MONOCOTS, PART I   (copy of overhead presented in lab)

Review: Monocots have one seed leaf, fibrous roots, flower parts in 3's, and parallel leaf venation. None are truly woody (palms have fibrous stems.)  Today we study three SUBCLASSES
 

ALISMATIDAE

1. Alismataceae--Aquatic herbs, flowers apocarpous. Some have perfect flowers, but the Sagittaria we will see has unisexual flowers.
 

COMMELINIDAE
 

Flowers usually reduced and not showy.
 

1. Commelinaceae--Herbs, flowers primitive in subclass with showy perianth, fruit a capsule. Ex. Tradescantia with hairy filaments and bow-tie anthers.

2. Poaceae (Gramineae)--Herbs; culms (stems) round, with solid or hollow internodes, solid nodes; leaves two-ranked with open sheath, collar, and ligule. Flowers in spikelets, each with two glumes and one or more florets; each floret with lemma and palea; perianth represented by lodicules or absent. Awns may be present. Fruit a caryopsis (grain.) Very large family, including major grain crops--corn, wheat, rice, oats, millet, sorghum, rye, sugarcane, etc. Ex.: Avena (oat) and Bromus.

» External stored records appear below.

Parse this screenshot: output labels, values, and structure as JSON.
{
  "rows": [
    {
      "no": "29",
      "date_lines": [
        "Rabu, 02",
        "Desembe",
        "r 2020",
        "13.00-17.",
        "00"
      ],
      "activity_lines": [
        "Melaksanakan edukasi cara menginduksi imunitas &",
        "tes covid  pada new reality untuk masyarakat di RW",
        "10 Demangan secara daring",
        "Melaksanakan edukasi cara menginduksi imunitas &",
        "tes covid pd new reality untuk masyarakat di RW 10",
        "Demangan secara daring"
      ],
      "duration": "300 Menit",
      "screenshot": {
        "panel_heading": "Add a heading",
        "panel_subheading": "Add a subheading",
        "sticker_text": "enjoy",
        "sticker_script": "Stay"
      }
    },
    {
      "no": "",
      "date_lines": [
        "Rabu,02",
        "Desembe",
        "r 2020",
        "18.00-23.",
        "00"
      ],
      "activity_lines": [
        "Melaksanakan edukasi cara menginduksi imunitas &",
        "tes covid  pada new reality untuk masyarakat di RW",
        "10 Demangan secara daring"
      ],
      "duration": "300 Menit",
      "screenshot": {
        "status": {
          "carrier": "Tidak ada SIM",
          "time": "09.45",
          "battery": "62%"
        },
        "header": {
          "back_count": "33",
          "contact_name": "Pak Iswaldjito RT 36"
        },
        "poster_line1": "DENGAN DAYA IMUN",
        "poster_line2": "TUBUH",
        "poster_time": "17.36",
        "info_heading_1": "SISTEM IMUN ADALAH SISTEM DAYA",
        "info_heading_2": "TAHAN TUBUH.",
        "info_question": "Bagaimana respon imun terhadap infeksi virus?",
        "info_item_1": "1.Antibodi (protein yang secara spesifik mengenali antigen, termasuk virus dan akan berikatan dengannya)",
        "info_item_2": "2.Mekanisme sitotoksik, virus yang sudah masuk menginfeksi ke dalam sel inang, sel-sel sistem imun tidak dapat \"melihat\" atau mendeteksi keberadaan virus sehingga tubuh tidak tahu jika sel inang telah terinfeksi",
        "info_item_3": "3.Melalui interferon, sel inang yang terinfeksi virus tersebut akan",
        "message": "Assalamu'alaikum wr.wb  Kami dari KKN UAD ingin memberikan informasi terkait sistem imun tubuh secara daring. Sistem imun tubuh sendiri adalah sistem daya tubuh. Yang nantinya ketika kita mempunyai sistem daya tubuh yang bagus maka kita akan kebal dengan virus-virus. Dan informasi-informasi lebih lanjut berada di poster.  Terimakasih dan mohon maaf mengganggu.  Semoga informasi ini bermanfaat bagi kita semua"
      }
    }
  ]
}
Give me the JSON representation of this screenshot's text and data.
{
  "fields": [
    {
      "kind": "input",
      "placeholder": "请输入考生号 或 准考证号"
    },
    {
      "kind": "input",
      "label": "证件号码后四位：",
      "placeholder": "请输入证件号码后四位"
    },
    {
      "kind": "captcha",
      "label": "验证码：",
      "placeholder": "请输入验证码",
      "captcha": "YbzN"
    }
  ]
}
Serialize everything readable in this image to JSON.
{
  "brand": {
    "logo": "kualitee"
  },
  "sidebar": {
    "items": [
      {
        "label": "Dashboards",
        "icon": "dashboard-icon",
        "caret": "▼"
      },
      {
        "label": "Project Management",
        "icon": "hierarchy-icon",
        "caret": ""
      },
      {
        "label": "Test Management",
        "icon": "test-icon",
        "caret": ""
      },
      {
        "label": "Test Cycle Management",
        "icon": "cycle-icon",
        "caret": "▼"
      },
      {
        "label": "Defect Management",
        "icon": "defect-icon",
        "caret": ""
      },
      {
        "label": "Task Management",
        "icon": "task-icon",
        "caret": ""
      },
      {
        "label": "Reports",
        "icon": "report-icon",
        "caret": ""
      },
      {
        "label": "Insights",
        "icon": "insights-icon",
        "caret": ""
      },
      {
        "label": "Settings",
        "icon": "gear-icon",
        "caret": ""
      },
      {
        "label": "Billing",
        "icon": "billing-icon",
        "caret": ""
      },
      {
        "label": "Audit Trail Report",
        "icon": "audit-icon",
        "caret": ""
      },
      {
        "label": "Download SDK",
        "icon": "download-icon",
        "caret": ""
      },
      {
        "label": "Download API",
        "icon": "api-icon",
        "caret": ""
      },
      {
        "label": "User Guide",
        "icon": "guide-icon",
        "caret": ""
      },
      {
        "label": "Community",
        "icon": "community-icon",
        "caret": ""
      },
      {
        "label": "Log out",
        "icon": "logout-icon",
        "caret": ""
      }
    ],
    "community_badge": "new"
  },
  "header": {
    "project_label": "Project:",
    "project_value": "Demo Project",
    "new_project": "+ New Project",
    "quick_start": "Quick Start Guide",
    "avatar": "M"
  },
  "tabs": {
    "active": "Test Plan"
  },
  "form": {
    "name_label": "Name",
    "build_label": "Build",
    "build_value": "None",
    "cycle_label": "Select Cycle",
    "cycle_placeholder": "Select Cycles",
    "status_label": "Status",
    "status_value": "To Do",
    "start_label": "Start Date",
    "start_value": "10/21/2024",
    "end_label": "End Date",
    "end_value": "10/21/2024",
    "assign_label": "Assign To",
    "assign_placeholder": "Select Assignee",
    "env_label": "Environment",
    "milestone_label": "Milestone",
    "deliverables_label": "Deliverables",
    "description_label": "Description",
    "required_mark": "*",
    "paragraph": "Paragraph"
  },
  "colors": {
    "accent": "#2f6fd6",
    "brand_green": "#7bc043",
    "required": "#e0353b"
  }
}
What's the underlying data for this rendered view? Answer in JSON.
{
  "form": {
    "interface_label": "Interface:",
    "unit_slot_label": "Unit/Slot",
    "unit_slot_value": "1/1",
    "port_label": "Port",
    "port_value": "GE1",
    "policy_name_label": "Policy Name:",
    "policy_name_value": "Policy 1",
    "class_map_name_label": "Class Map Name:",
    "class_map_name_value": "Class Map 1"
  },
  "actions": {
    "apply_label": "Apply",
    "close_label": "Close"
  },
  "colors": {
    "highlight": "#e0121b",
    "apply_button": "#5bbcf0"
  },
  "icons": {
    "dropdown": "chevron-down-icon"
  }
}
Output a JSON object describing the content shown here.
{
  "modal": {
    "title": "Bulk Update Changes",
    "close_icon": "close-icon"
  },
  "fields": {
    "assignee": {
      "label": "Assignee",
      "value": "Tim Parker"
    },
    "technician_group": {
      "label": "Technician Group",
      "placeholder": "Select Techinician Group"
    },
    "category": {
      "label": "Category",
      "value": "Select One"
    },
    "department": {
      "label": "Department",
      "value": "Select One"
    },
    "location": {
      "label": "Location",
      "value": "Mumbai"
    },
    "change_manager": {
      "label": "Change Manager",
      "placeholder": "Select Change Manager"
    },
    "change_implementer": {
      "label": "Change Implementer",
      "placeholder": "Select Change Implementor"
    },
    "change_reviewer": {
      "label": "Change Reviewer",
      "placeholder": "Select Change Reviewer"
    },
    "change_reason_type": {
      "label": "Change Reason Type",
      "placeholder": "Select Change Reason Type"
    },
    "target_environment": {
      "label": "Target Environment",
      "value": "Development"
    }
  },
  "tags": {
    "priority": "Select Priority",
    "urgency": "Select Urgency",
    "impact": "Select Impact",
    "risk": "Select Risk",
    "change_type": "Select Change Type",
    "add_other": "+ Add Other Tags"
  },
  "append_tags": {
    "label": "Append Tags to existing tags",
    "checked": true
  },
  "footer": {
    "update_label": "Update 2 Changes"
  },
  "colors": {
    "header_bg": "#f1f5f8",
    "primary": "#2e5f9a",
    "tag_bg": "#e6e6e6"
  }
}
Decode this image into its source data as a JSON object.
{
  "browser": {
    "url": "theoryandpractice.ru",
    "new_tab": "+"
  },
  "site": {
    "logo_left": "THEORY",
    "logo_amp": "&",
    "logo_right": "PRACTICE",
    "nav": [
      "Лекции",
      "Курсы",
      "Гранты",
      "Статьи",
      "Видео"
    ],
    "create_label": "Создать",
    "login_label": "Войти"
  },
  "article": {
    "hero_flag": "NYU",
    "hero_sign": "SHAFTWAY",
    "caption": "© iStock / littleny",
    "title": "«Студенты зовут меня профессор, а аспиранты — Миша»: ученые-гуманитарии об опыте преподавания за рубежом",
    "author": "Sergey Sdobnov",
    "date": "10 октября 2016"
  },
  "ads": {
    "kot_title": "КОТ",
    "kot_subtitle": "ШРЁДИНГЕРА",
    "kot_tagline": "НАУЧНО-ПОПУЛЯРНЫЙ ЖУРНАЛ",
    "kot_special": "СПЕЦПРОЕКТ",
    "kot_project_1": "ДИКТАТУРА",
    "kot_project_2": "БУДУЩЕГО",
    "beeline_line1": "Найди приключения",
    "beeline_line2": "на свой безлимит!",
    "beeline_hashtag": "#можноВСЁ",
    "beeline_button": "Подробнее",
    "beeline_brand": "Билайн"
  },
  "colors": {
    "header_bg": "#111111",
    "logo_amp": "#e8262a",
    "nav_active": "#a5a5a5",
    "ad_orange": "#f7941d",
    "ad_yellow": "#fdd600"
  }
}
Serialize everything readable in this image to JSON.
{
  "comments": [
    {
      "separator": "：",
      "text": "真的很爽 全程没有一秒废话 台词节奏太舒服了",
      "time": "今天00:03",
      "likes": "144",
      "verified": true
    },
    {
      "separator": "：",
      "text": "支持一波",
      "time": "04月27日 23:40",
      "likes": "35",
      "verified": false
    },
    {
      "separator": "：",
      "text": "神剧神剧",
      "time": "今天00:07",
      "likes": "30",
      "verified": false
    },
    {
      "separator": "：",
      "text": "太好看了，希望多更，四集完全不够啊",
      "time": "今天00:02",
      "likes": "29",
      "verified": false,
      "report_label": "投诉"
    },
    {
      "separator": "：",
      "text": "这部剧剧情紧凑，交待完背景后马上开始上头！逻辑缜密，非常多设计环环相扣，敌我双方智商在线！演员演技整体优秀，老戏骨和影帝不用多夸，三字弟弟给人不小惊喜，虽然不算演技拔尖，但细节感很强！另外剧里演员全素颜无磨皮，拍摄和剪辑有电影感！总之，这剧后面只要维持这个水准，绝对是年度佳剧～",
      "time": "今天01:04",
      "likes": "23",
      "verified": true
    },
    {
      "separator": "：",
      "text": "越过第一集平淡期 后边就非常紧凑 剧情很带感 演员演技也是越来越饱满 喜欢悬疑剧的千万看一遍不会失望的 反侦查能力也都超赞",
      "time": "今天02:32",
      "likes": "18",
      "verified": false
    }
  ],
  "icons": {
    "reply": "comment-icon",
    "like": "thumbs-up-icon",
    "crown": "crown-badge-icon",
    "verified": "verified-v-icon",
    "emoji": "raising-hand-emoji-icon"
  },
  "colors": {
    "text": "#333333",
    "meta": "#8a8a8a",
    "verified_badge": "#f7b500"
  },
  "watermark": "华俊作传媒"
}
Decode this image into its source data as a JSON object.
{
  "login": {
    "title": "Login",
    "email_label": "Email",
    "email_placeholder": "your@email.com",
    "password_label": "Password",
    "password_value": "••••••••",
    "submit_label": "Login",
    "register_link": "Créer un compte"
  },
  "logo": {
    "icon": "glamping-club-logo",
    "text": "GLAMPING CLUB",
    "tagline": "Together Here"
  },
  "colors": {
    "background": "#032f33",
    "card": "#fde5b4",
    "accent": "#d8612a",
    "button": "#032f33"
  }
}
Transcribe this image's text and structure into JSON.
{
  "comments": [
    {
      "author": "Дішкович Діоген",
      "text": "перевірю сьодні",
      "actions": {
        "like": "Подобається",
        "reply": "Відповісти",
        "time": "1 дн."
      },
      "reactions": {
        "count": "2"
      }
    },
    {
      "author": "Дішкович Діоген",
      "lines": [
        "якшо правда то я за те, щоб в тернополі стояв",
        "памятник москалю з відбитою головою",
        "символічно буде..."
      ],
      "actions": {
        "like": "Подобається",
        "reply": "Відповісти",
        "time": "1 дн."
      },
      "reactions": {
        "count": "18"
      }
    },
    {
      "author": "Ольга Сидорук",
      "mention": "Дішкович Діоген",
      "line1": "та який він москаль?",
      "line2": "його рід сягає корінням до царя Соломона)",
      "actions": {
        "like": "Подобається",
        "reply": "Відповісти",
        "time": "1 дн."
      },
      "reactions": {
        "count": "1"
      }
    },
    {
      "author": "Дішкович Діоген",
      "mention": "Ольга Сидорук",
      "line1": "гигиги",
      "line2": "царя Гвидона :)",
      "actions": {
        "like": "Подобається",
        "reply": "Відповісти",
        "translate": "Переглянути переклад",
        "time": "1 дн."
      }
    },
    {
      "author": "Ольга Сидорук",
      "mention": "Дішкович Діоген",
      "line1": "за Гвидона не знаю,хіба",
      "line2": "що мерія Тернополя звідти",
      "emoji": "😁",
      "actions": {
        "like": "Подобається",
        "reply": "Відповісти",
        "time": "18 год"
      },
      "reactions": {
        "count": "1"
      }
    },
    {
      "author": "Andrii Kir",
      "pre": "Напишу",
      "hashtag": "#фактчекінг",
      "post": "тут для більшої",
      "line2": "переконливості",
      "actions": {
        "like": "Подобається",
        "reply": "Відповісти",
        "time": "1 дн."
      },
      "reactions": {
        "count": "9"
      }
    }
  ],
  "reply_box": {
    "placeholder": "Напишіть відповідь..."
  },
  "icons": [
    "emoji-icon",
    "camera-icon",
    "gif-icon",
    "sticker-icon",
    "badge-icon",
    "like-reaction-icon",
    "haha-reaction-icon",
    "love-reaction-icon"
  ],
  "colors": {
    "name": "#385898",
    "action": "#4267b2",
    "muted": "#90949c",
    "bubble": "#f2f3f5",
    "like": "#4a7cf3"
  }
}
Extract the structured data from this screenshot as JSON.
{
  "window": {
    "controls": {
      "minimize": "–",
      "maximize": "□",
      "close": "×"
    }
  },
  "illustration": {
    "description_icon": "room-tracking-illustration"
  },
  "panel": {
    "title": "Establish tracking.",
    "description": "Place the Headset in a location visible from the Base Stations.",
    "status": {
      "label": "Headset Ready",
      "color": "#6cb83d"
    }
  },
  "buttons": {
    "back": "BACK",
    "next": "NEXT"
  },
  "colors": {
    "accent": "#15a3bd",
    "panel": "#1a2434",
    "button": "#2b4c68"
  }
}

3. Cyperaceae--Herbs, culms usually angled, stems all solid; leaves usually 3-ranked with closed sheath. Flowers in spikelets NOT like Poaceae. Each flower subtended by 1 bract, perianth of bristles or absent. Fruit an achene. Ex.: Carex, with a sack-like perigynium around the gynoecium.

4. Juncaceae--Herbs, culms round, pithy, becoming hollow with age; leaves often reduced to just sheath. Flowers variously arranged, each subtended by bracts; perianth of 6 scaly parts. Fruit a capsule. Ex.: Juncus

Return to the Monocots I lab exercise

last modified April 12, 2004 by MDR